You may wish to offer a price expectation, but be prepared for this to be accepted – which indicates you overestimated!
Sample requirements – such as 3D prints or hand made one off test pieces.
Development needs, if you are asking the supplier to help with development. If the development need is extensive, this may begin to put you into ODM service requirements which alters the nature of the potential suppliers. This process can consume more resources and many OEMs will not be capable or interested – where others will be delighted to support (at a price).
Your material expectations – although you should be prepared to receive advice on this – and if the supplier has expertise, such guidance can often be very valuable.
Always ask for more information about suppliers than they give you at first, as their responses (and attitude towards the request) will inform your verification process. This could be details such as:
How long have they been in operation? How long have they been at their current site? Businesses that move often are to be avoided for a range of reasons.
What other services they offer, apart from the component you’re enquiring for? Wider skills may be directly useful to you and they may indicate a smarter business.
Whether they already export to your region? Have they solved the export shipping, local taxation and international payment issues?
Will they introduce you to an existing export client as a reference? Nothing can offer you greater confidence than a positive endorsement from a clearly real customer.
Business licences, certifications that they have related to their production capability. Companies without quality certifications, full local licensing and proper employment law compliance can be very dangerous partners.

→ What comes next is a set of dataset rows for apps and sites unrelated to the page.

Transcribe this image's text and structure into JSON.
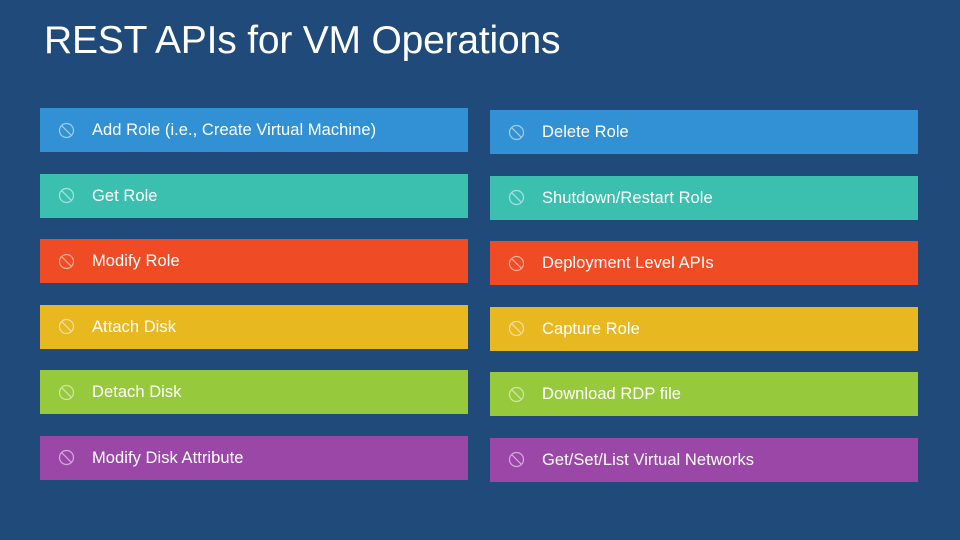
{
  "slide": {
    "title": "REST APIs for VM Operations",
    "background_color": "#1F4A79",
    "title_color": "#FFFFFF"
  },
  "icon": {
    "name": "prohibited-circle-slash-icon",
    "color": "#FFFFFF"
  },
  "palette": {
    "blue": "#3191D4",
    "teal": "#3BC0B0",
    "orange": "#EF4B25",
    "gold": "#E8B820",
    "green": "#97C93D",
    "purple": "#9B47A8"
  },
  "columns": {
    "left": {
      "items": [
        {
          "label": "Add Role (i.e., Create Virtual Machine)",
          "color": "#3191D4"
        },
        {
          "label": "Get Role",
          "color": "#3BC0B0"
        },
        {
          "label": "Modify Role",
          "color": "#EF4B25"
        },
        {
          "label": "Attach Disk",
          "color": "#E8B820"
        },
        {
          "label": "Detach Disk",
          "color": "#97C93D"
        },
        {
          "label": "Modify Disk Attribute",
          "color": "#9B47A8"
        }
      ]
    },
    "right": {
      "items": [
        {
          "label": "Delete Role",
          "color": "#3191D4"
        },
        {
          "label": "Shutdown/Restart Role",
          "color": "#3BC0B0"
        },
        {
          "label": "Deployment Level APIs",
          "color": "#EF4B25"
        },
        {
          "label": "Capture Role",
          "color": "#E8B820"
        },
        {
          "label": "Download RDP file",
          "color": "#97C93D"
        },
        {
          "label": "Get/Set/List Virtual Networks",
          "color": "#9B47A8"
        }
      ]
    }
  },
  "layout": {
    "row_top_start": 108,
    "row_pitch": 65.5
  }
}
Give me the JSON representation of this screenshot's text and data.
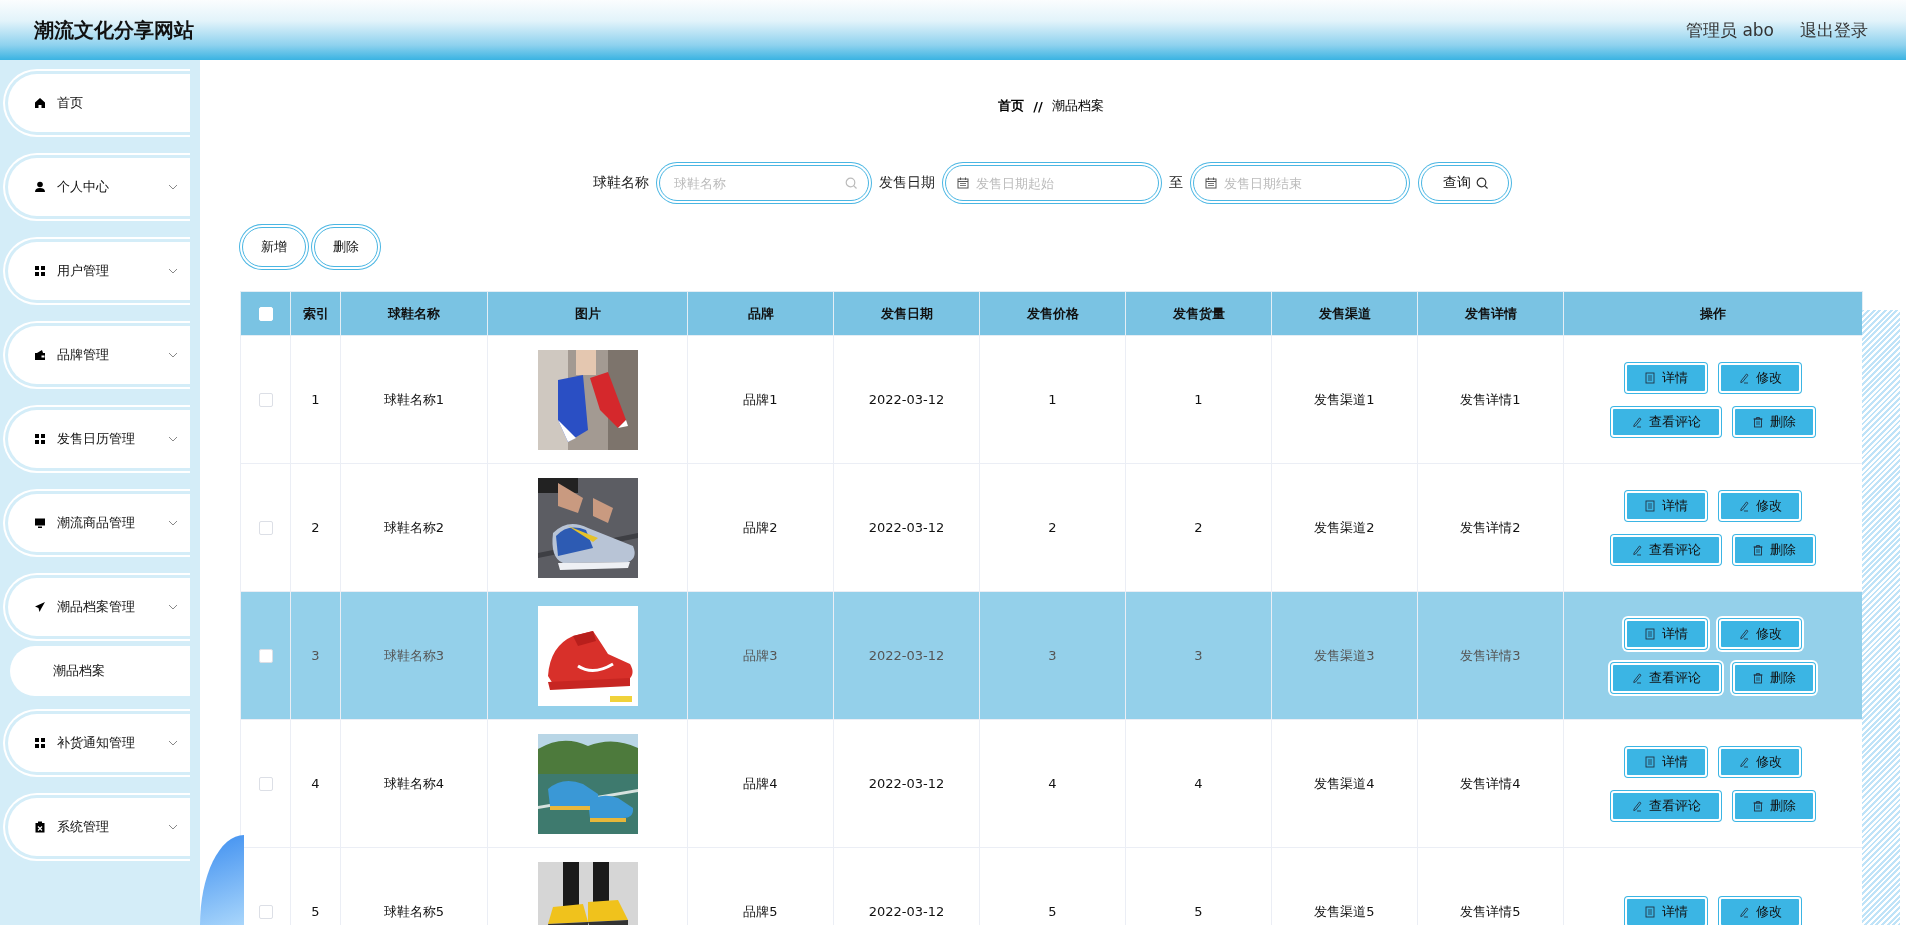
{
  "header": {
    "title": "潮流文化分享网站",
    "user": "管理员 abo",
    "logout": "退出登录"
  },
  "sidebar": {
    "items": [
      {
        "label": "首页",
        "kind": "link"
      },
      {
        "label": "个人中心",
        "kind": "menu"
      },
      {
        "label": "用户管理",
        "kind": "menu"
      },
      {
        "label": "品牌管理",
        "kind": "menu"
      },
      {
        "label": "发售日历管理",
        "kind": "menu"
      },
      {
        "label": "潮流商品管理",
        "kind": "menu"
      },
      {
        "label": "潮品档案管理",
        "kind": "menu",
        "children": [
          {
            "label": "潮品档案"
          }
        ]
      },
      {
        "label": "补货通知管理",
        "kind": "menu"
      },
      {
        "label": "系统管理",
        "kind": "menu"
      }
    ]
  },
  "breadcrumb": {
    "items": [
      "首页",
      "潮品档案"
    ],
    "separator": "//"
  },
  "search": {
    "fields": [
      {
        "label": "球鞋名称",
        "placeholder": "球鞋名称",
        "kind": "text"
      },
      {
        "label": "发售日期",
        "placeholder": "发售日期起始",
        "kind": "date"
      },
      {
        "label": "至",
        "placeholder": "发售日期结束",
        "kind": "date"
      }
    ],
    "button": "查询"
  },
  "actions": [
    "新增",
    "删除"
  ],
  "table": {
    "select_all": {
      "checked": false
    },
    "columns": [
      "索引",
      "球鞋名称",
      "图片",
      "品牌",
      "发售日期",
      "发售价格",
      "发售货量",
      "发售渠道",
      "发售详情",
      "操作"
    ],
    "rows": [
      {
        "checked": false,
        "selected": false,
        "index": "1",
        "name": "球鞋名称1",
        "brand": "品牌1",
        "date": "2022-03-12",
        "price": "1",
        "quantity": "1",
        "channel": "发售渠道1",
        "details": "发售详情1",
        "actions": [
          {
            "label": "详情",
            "kind": "detail"
          },
          {
            "label": "修改",
            "kind": "edit"
          },
          {
            "label": "查看评论",
            "kind": "comments"
          },
          {
            "label": "删除",
            "kind": "delete"
          }
        ]
      },
      {
        "checked": false,
        "selected": false,
        "index": "2",
        "name": "球鞋名称2",
        "brand": "品牌2",
        "date": "2022-03-12",
        "price": "2",
        "quantity": "2",
        "channel": "发售渠道2",
        "details": "发售详情2",
        "actions": [
          {
            "label": "详情",
            "kind": "detail"
          },
          {
            "label": "修改",
            "kind": "edit"
          },
          {
            "label": "查看评论",
            "kind": "comments"
          },
          {
            "label": "删除",
            "kind": "delete"
          }
        ]
      },
      {
        "checked": false,
        "selected": true,
        "index": "3",
        "name": "球鞋名称3",
        "brand": "品牌3",
        "date": "2022-03-12",
        "price": "3",
        "quantity": "3",
        "channel": "发售渠道3",
        "details": "发售详情3",
        "actions": [
          {
            "label": "详情",
            "kind": "detail"
          },
          {
            "label": "修改",
            "kind": "edit"
          },
          {
            "label": "查看评论",
            "kind": "comments"
          },
          {
            "label": "删除",
            "kind": "delete"
          }
        ]
      },
      {
        "checked": false,
        "selected": false,
        "index": "4",
        "name": "球鞋名称4",
        "brand": "品牌4",
        "date": "2022-03-12",
        "price": "4",
        "quantity": "4",
        "channel": "发售渠道4",
        "details": "发售详情4",
        "actions": [
          {
            "label": "详情",
            "kind": "detail"
          },
          {
            "label": "修改",
            "kind": "edit"
          },
          {
            "label": "查看评论",
            "kind": "comments"
          },
          {
            "label": "删除",
            "kind": "delete"
          }
        ]
      },
      {
        "checked": false,
        "selected": false,
        "index": "5",
        "name": "球鞋名称5",
        "brand": "品牌5",
        "date": "2022-03-12",
        "price": "5",
        "quantity": "5",
        "channel": "发售渠道5",
        "details": "发售详情5",
        "actions": [
          {
            "label": "详情",
            "kind": "detail"
          },
          {
            "label": "修改",
            "kind": "edit"
          }
        ]
      }
    ]
  }
}
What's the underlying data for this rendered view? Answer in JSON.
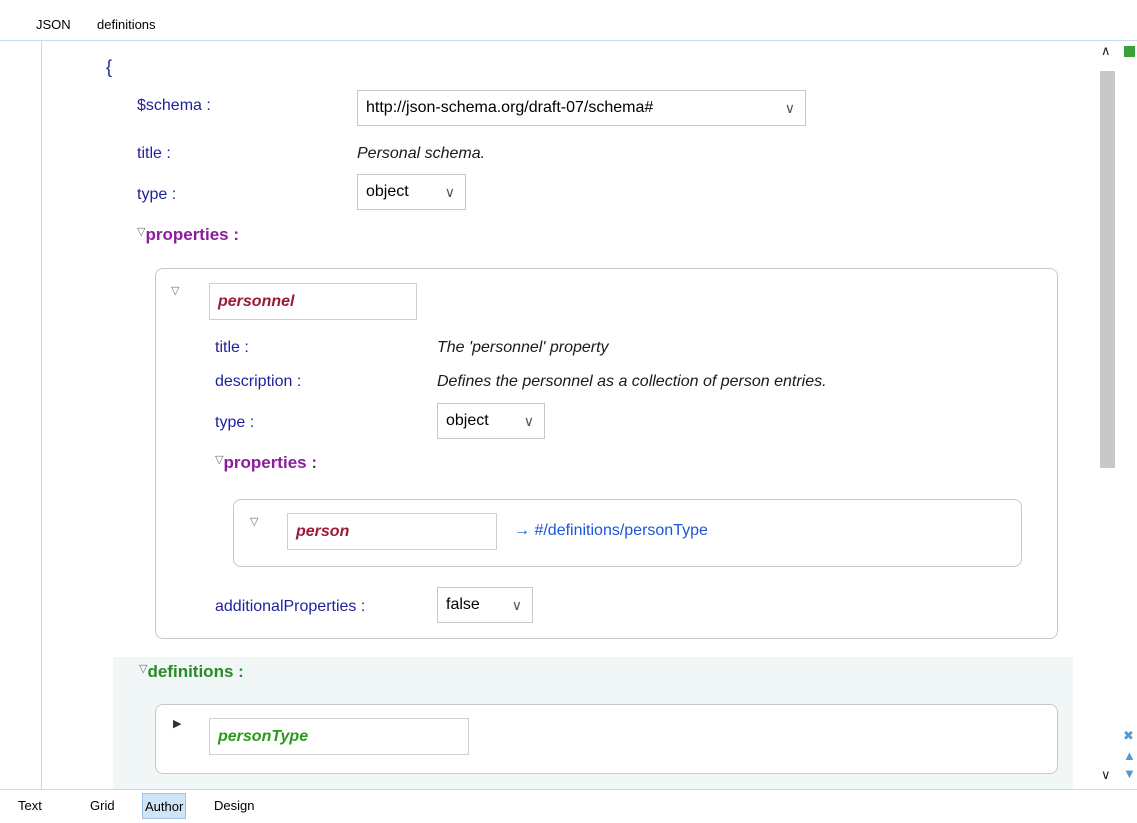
{
  "breadcrumb": {
    "items": [
      "JSON",
      "definitions"
    ]
  },
  "editor": {
    "open_brace": "{",
    "schema": {
      "key": "$schema :",
      "value": "http://json-schema.org/draft-07/schema#"
    },
    "title": {
      "key": "title :",
      "value": "Personal schema."
    },
    "type": {
      "key": "type :",
      "value": "object"
    },
    "properties_label": "properties :",
    "personnel": {
      "name": "personnel",
      "title": {
        "key": "title :",
        "value": "The 'personnel' property"
      },
      "description": {
        "key": "description :",
        "value": "Defines the personnel as a collection of person entries."
      },
      "type": {
        "key": "type :",
        "value": "object"
      },
      "properties_label": "properties :",
      "person": {
        "name": "person",
        "ref": "→ #/definitions/personType"
      },
      "additionalProperties": {
        "key": "additionalProperties :",
        "value": "false"
      }
    },
    "definitions_label": "definitions :",
    "personType": {
      "name": "personType"
    }
  },
  "tabs": [
    "Text",
    "Grid",
    "Author",
    "Design"
  ],
  "active_tab": "Author",
  "colors": {
    "key_blue": "#1f1f9e",
    "section_purple": "#8b1c9c",
    "section_green": "#2a8a2a",
    "name_red": "#9b1a3a",
    "name_green": "#2a9a1a",
    "ref_blue": "#1a56d8",
    "active_tab_bg": "#cfe4f6"
  },
  "icons": [
    "expanded-triangle-icon",
    "collapsed-triangle-icon",
    "chevron-down-icon",
    "scroll-up-icon",
    "scroll-down-icon",
    "close-icon",
    "nav-up-icon",
    "nav-down-icon"
  ]
}
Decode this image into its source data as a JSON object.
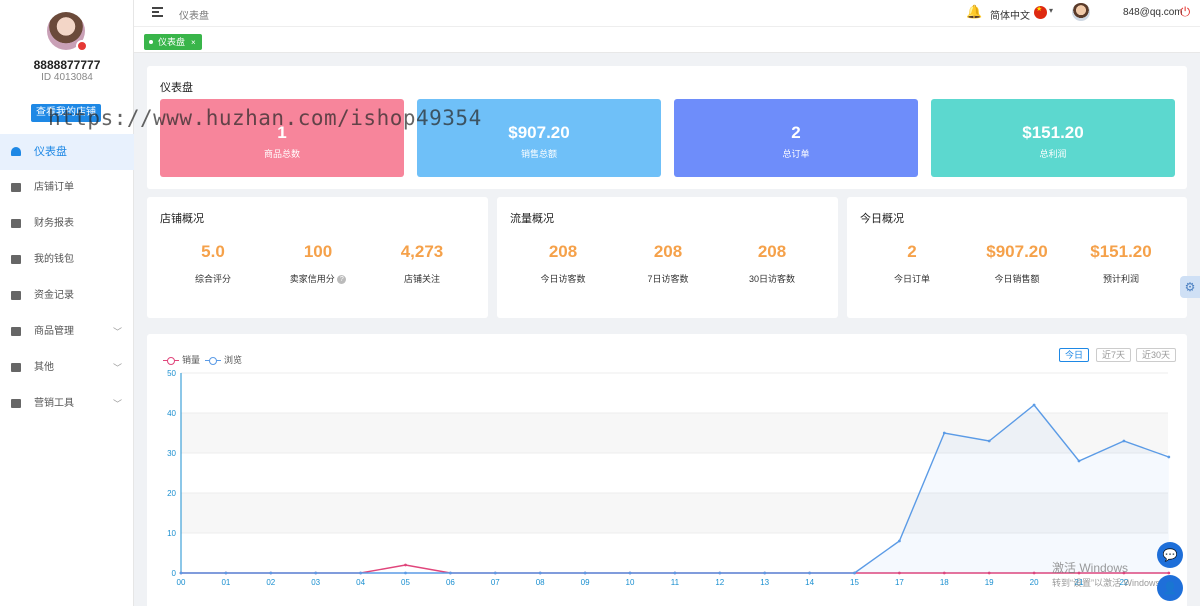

Shortlist OEM suppliers based on the responses they offer, and look to score them on a range of aspects. Pick suppliers who specialise in the area you need service in, rather than Jacks of all trades. You will likely choose to focus on manufacturers in one region – either because of regional specialisations or because it will make your subsequent supplier visits MUCH simpler.
Verify the credentials of the OEMs by whatever means you can – site ratings/verifications, references, recommendations from your network, quality of impression and communications and instinct. Look to evaluate:
That whether they are a factory or an agency – are they what they say they are?
Do they have the technical expertise and production capability they claim – which is best assessed by the quality of the samples they provide, their guidance and technical engagement (and potentially by a third party recommendation or reference).
You could also identify the factory Chinese name, its location and the local government office under whose jurisdiction it falls. This office will have the factory’s registration records, which you can use to verify the details they have provided to you, if you have any doubts. This process may need you to use translation services – or a contract QA service local to the supplier – who may be known to the factory but has a public reputation to uphold, so is unlikely to misrepresent.
It is strongly recommended that you visit shortlisted factories before you finalise your choice and place an order, if at all possible. You can combine such a trip with visits to trade fairs, to extend the value of the travel.
Identifying and selecting potential partners with whom to outsource your products and processes is just like every other business task – it requires a thorough and orderly approach and the building of confidence and strong relationships.
When you have partners who know they’re valued and understand that they.re integrated into your business model, you gain supporters who are motivated to enable you to succeed.
Whether the main driver is technical competence, volume capacity, raw cost or a range of other characteristics, you can find great suppliers and learn a huge amount about how to make your business better – skills that will serve you for the rest of your career.